-- What is needed --
Filter the entries and keep only the lines where the string "التحذيرات" appears.
Source material START
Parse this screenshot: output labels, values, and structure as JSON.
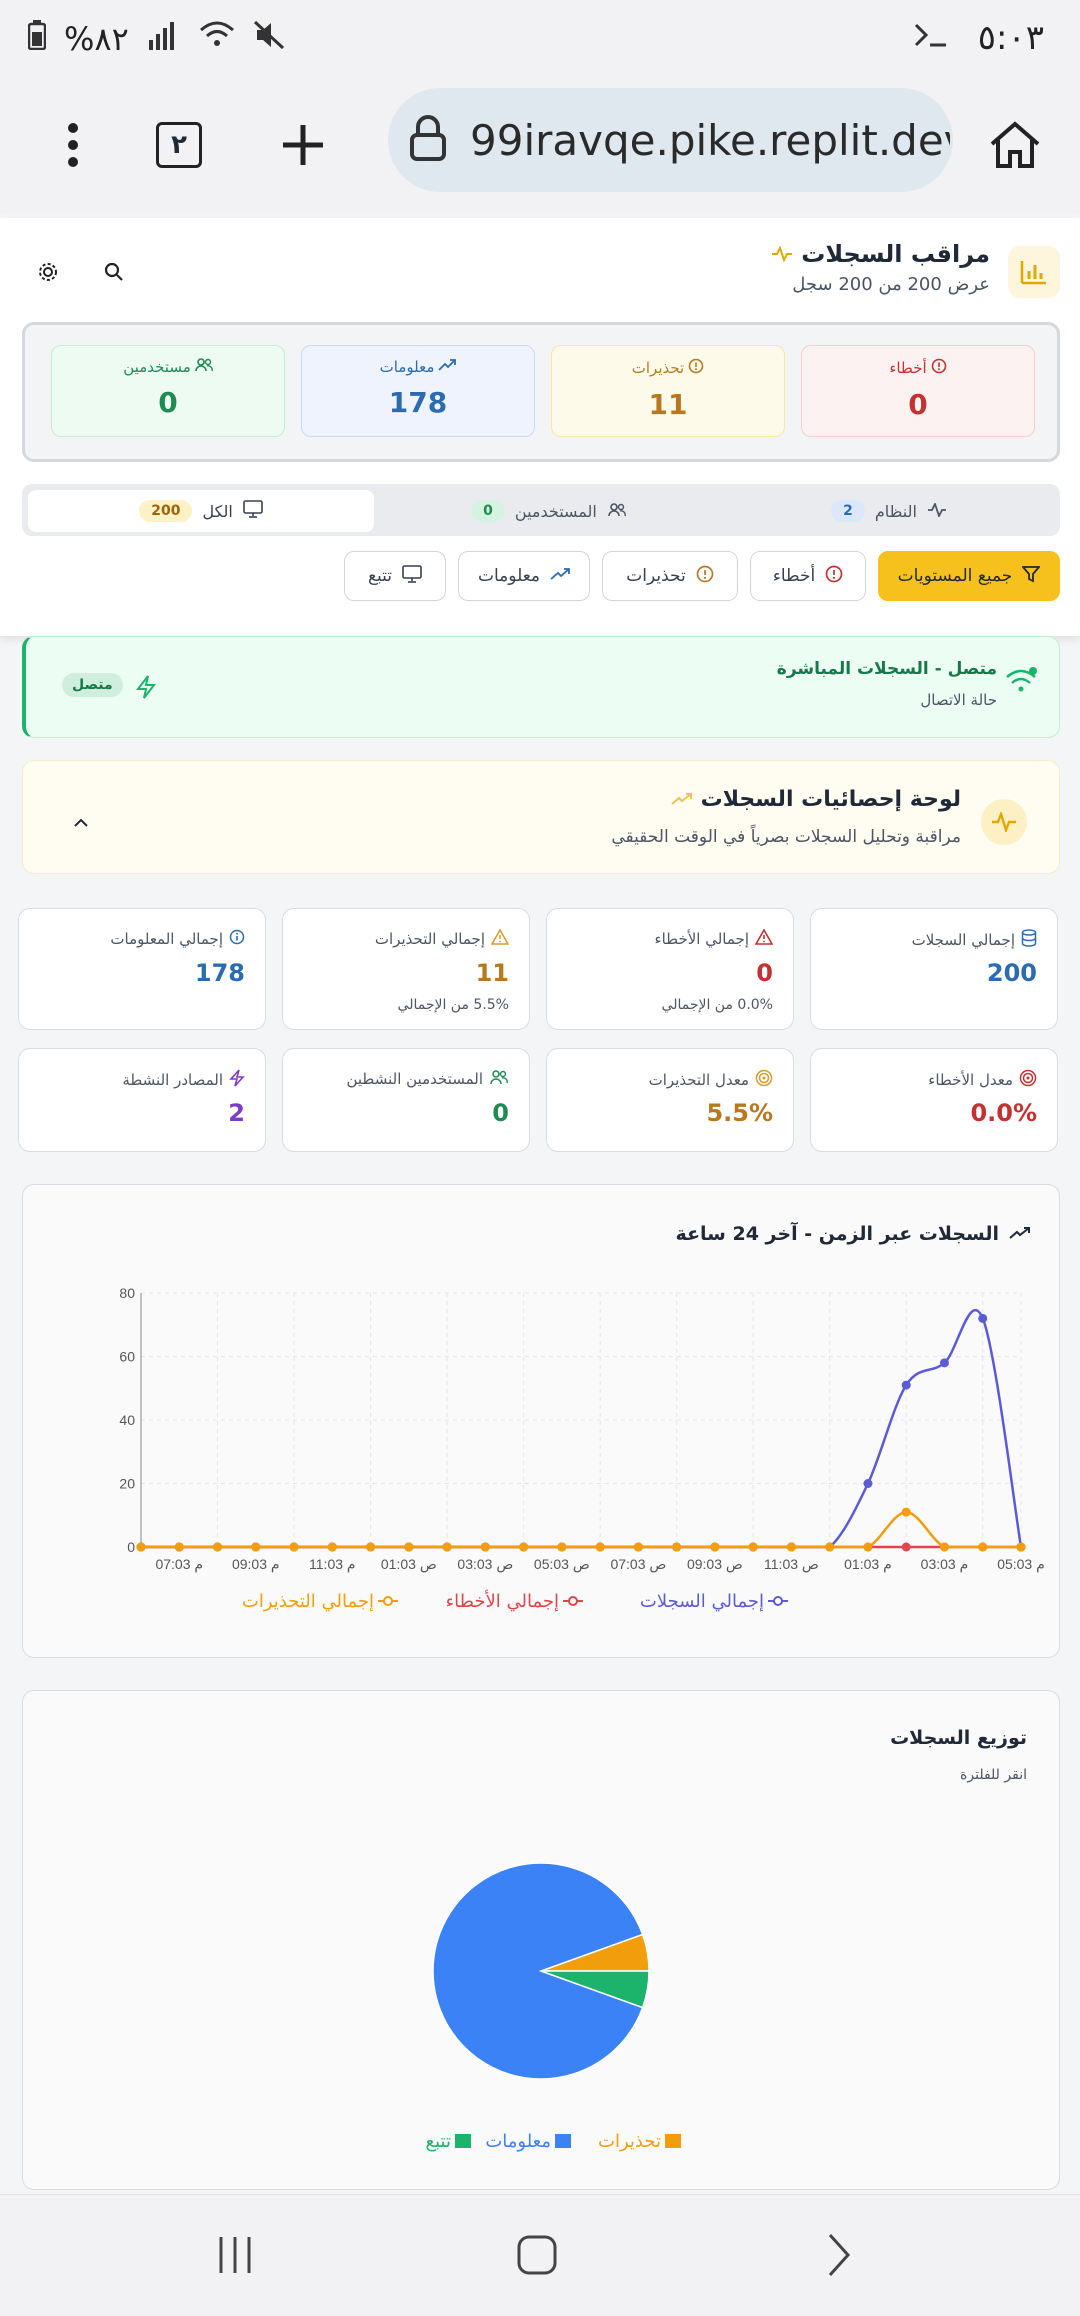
{
  "status_bar": {
    "battery": "%٨٢",
    "time": "٥:٠٣"
  },
  "browser": {
    "url": "99iravqe.pike.replit.dev",
    "tab_count": "٢"
  },
  "header": {
    "title": "مراقب السجلات",
    "subtitle": "عرض 200 من 200 سجل"
  },
  "level_counts": [
    {
      "label": "أخطاء",
      "value": "0",
      "color": "#c53030"
    },
    {
      "label": "تحذيرات",
      "value": "11",
      "color": "#b7791f"
    },
    {
      "label": "معلومات",
      "value": "178",
      "color": "#2b6cb0"
    },
    {
      "label": "مستخدمين",
      "value": "0",
      "color": "#1f8a52"
    }
  ],
  "tabs": [
    {
      "label": "النظام",
      "count": "2"
    },
    {
      "label": "المستخدمين",
      "count": "0"
    },
    {
      "label": "الكل",
      "count": "200"
    }
  ],
  "filters": [
    "جميع المستويات",
    "أخطاء",
    "تحذيرات",
    "معلومات",
    "تتبع"
  ],
  "connection": {
    "title": "متصل - السجلات المباشرة",
    "subtitle": "حالة الاتصال",
    "badge": "متصل"
  },
  "stats_panel": {
    "title": "لوحة إحصائيات السجلات",
    "subtitle": "مراقبة وتحليل السجلات بصرياً في الوقت الحقيقي"
  },
  "stats": [
    {
      "label": "إجمالي السجلات",
      "value": "200",
      "note": "",
      "color": "#2b6cb0"
    },
    {
      "label": "إجمالي الأخطاء",
      "value": "0",
      "note": "0.0% من الإجمالي",
      "color": "#c53030"
    },
    {
      "label": "إجمالي التحذيرات",
      "value": "11",
      "note": "5.5% من الإجمالي",
      "color": "#b7791f"
    },
    {
      "label": "إجمالي المعلومات",
      "value": "178",
      "note": "",
      "color": "#2b6cb0"
    },
    {
      "label": "معدل الأخطاء",
      "value": "0.0%",
      "note": "",
      "color": "#c53030"
    },
    {
      "label": "معدل التحذيرات",
      "value": "5.5%",
      "note": "",
      "color": "#b7791f"
    },
    {
      "label": "المستخدمين النشطين",
      "value": "0",
      "note": "",
      "color": "#1f8a52"
    },
    {
      "label": "المصادر النشطة",
      "value": "2",
      "note": "",
      "color": "#7e3ac9"
    }
  ],
  "line_chart_title": "السجلات عبر الزمن - آخر 24 ساعة",
  "pie_chart_title": "توزيع السجلات",
  "pie_chart_subtitle": "انقر للفلترة",
  "chart_data": [
    {
      "type": "line",
      "title": "السجلات عبر الزمن - آخر 24 ساعة",
      "x_tick_labels": [
        "07:03 م",
        "09:03 م",
        "11:03 م",
        "01:03 ص",
        "03:03 ص",
        "05:03 ص",
        "07:03 ص",
        "09:03 ص",
        "11:03 ص",
        "01:03 م",
        "03:03 م",
        "05:03 م"
      ],
      "ylim": [
        0,
        80
      ],
      "y_ticks": [
        0,
        20,
        40,
        60,
        80
      ],
      "series": [
        {
          "name": "إجمالي السجلات",
          "color": "#5b5bd6",
          "values": [
            0,
            0,
            0,
            0,
            0,
            0,
            0,
            0,
            0,
            0,
            0,
            0,
            0,
            0,
            0,
            0,
            0,
            0,
            0,
            20,
            51,
            58,
            72,
            0
          ]
        },
        {
          "name": "إجمالي الأخطاء",
          "color": "#e0454b",
          "values": [
            0,
            0,
            0,
            0,
            0,
            0,
            0,
            0,
            0,
            0,
            0,
            0,
            0,
            0,
            0,
            0,
            0,
            0,
            0,
            0,
            0,
            0,
            0,
            0
          ]
        },
        {
          "name": "إجمالي التحذيرات",
          "color": "#f29d0c",
          "values": [
            0,
            0,
            0,
            0,
            0,
            0,
            0,
            0,
            0,
            0,
            0,
            0,
            0,
            0,
            0,
            0,
            0,
            0,
            0,
            0,
            11,
            0,
            0,
            0
          ]
        }
      ],
      "grid": true,
      "legend": "bottom"
    },
    {
      "type": "pie",
      "title": "توزيع السجلات",
      "slices": [
        {
          "name": "تحذيرات",
          "value": 11,
          "color": "#f29d0c"
        },
        {
          "name": "معلومات",
          "value": 178,
          "color": "#3b82f6"
        },
        {
          "name": "تتبع",
          "value": 11,
          "color": "#1cb36b"
        }
      ],
      "legend": "bottom"
    }
  ]
}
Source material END
-- Exercise output --
      "label": "إجمالي التحذيرات",
      "label": "معدل التحذيرات",
          "name": "إجمالي التحذيرات",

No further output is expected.